Pick an activity you like, such as bike riding or nature walks, boxing classes or vinyasa yoga, to turn your “workout” into an enjoyable solo or group outing. The more you focus on making it fun, the easier it will be to maintain the habit. Add it to your calendar as a “to-do” versus considering it as an afterthought. And, if you need extra motivation, invite a friend to join you and help keep you accountable.
Sleep — Stress aggravates healthy sleep patterns, perpetuating a negative cycle affecting our mental health. Your brain needs time to rest and reset, which means quality sleep is important. Without it, it may be more difficult to regulate emotions, handle stress, or mitigate anxiety.
Create a calm sleep environment that’s cool and dark enough to align with your body’s natural circadian rhythm. Ensure you have the right mattress, blanket and pillow to keep you comfortable through the night. And focus on the quality of sleep versus actual hours. Though it’s recommended to get eight hours of sleep per night, this may vary. As long as it’s restful and you wake up feeling refreshed, it will do wonders for your physical and mental health.
Related: 10 Go-To Self-Care Activities That Don’t Cost a Darn Thing
2. Make relaxation a priority
Too often, we wait until the weekend to allow ourselves time to relax when we should be incorporating moments into our everyday life. For some, adding relaxing activities to the calendar helps create habits and maintain accountability. For others, it’s easier to start a routine of winding down at the end of the day. Either way, here are quick ways to make relaxation a top priority.
Practice breathing exercises — Intentional breathwork has been proven to help calm our central nervous system and instantly relax us. Begin with an inhale of 3-5 seconds, hold for 3-5 seconds, exhale for 3-5 seconds and repeat several times. This can be done during the day after a long meeting or a stressful interaction or as a jumpstart to your morning or transition into the evening.
Related: Here’s One Way to Relax and Get a Good Night’s Sleep
3. Pause for gratitude
Switching daily habits requires a switch in overall mindset. Focusing on gratitude helps train our minds to look toward the positive rather than dwell on the negative.
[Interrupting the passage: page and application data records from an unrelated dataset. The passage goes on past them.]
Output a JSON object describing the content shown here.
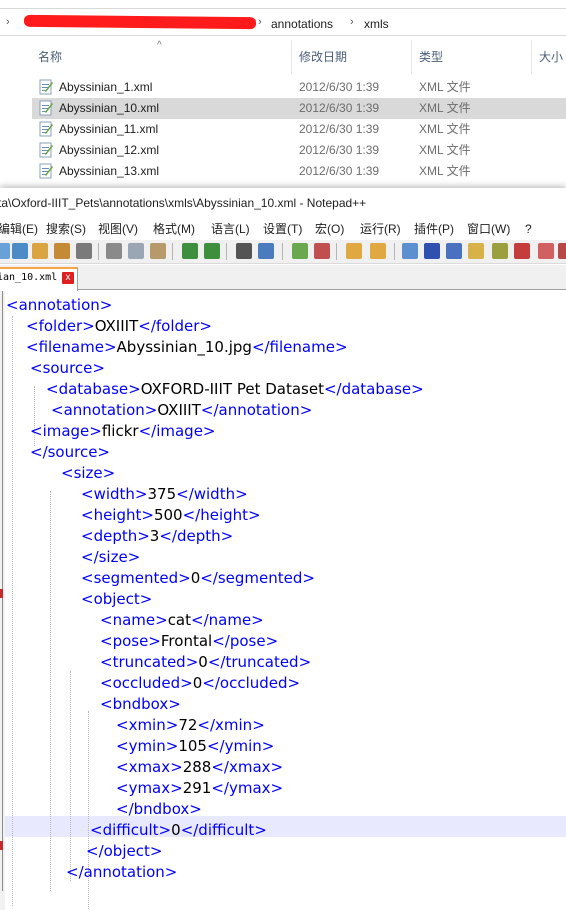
{
  "explorer": {
    "breadcrumb": [
      "annotations",
      "xmls"
    ],
    "columns": {
      "name": "名称",
      "date": "修改日期",
      "type": "类型",
      "size": "大小"
    },
    "files": [
      {
        "name": "Abyssinian_1.xml",
        "date": "2012/6/30 1:39",
        "type": "XML 文件",
        "selected": false
      },
      {
        "name": "Abyssinian_10.xml",
        "date": "2012/6/30 1:39",
        "type": "XML 文件",
        "selected": true
      },
      {
        "name": "Abyssinian_11.xml",
        "date": "2012/6/30 1:39",
        "type": "XML 文件",
        "selected": false
      },
      {
        "name": "Abyssinian_12.xml",
        "date": "2012/6/30 1:39",
        "type": "XML 文件",
        "selected": false
      },
      {
        "name": "Abyssinian_13.xml",
        "date": "2012/6/30 1:39",
        "type": "XML 文件",
        "selected": false
      }
    ],
    "icons": {
      "file": "xml-file-icon",
      "sort": "sort-up-arrow-icon",
      "chevron": "chevron-right-icon"
    }
  },
  "npp": {
    "title": "ta\\Oxford-IIIT_Pets\\annotations\\xmls\\Abyssinian_10.xml - Notepad++",
    "menus": [
      "编辑(E)",
      "搜索(S)",
      "视图(V)",
      "格式(M)",
      "语言(L)",
      "设置(T)",
      "宏(O)",
      "运行(R)",
      "插件(P)",
      "窗口(W)",
      "?"
    ],
    "tab": {
      "label": "ian_10.xml",
      "close": "x"
    },
    "accent_color": "#f7a54a",
    "tag_color": "#0000ff"
  },
  "code": {
    "annotation_open": "<annotation>",
    "folder_open": "<folder>",
    "folder_val": "OXIIIT",
    "folder_close": "</folder>",
    "filename_open": "<filename>",
    "filename_val": "Abyssinian_10.jpg",
    "filename_close": "</filename>",
    "source_open": "<source>",
    "database_open": "<database>",
    "database_val": "OXFORD-IIIT Pet Dataset",
    "database_close": "</database>",
    "annotation2_open": "<annotation>",
    "annotation2_val": "OXIIIT",
    "annotation2_close": "</annotation>",
    "image_open": "<image>",
    "image_val": "flickr",
    "image_close": "</image>",
    "source_close": "</source>",
    "size_open": "<size>",
    "width_open": "<width>",
    "width_val": "375",
    "width_close": "</width>",
    "height_open": "<height>",
    "height_val": "500",
    "height_close": "</height>",
    "depth_open": "<depth>",
    "depth_val": "3",
    "depth_close": "</depth>",
    "size_close": "</size>",
    "segmented_open": "<segmented>",
    "segmented_val": "0",
    "segmented_close": "</segmented>",
    "object_open": "<object>",
    "name_open": "<name>",
    "name_val": "cat",
    "name_close": "</name>",
    "pose_open": "<pose>",
    "pose_val": "Frontal",
    "pose_close": "</pose>",
    "truncated_open": "<truncated>",
    "truncated_val": "0",
    "truncated_close": "</truncated>",
    "occluded_open": "<occluded>",
    "occluded_val": "0",
    "occluded_close": "</occluded>",
    "bndbox_open": "<bndbox>",
    "xmin_open": "<xmin>",
    "xmin_val": "72",
    "xmin_close": "</xmin>",
    "ymin_open": "<ymin>",
    "ymin_val": "105",
    "ymin_close": "</ymin>",
    "xmax_open": "<xmax>",
    "xmax_val": "288",
    "xmax_close": "</xmax>",
    "ymax_open": "<ymax>",
    "ymax_val": "291",
    "ymax_close": "</ymax>",
    "bndbox_close": "</bndbox>",
    "difficult_open": "<difficult>",
    "difficult_val": "0",
    "difficult_close": "</difficult>",
    "object_close": "</object>",
    "annotation_close": "</annotation>"
  }
}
Start a daily list with three things you’re grateful for that day.
If you feel inclined, continue with a gratitude journal to expand on your thoughts and walk through any emotions you may be feeling. Also, implementing another creative expression through art or music is another way to enhance your gratitude practice and make it a habit.
Limit your social media consumption — We are connected to our phones and other digital devices personally and often for work, which makes it hard to put down the electronics and disconnect. However, studies show too much time on social media can lead to increased anxiety and depression, as well as hinder our in-person interactions. Though it may feel relaxing to mindlessly scroll through your social media feed, be careful of the content you browse and the time spent.
To create better habits, set a timer and plan an alternative activity instead. Remove social media apps from your phone. Or, take a full-out break from social media temporarily to see how your mind responds. You may find you don’t crave it as much as you think. These are a few ways to intentionally focus less time online and more on your mental well-being.
Connect with your community — Fortunately, the stigma of mental health has started to be eradicated, and more people feel comfortable speaking out about their struggles. Sharing with and supporting others can help you with your mental health journey. Reach out to the resources available and know some people want to support you.
Making these lifestyle changes can feel overwhelming, but when you break it down into smaller steps, all you have to do is take action.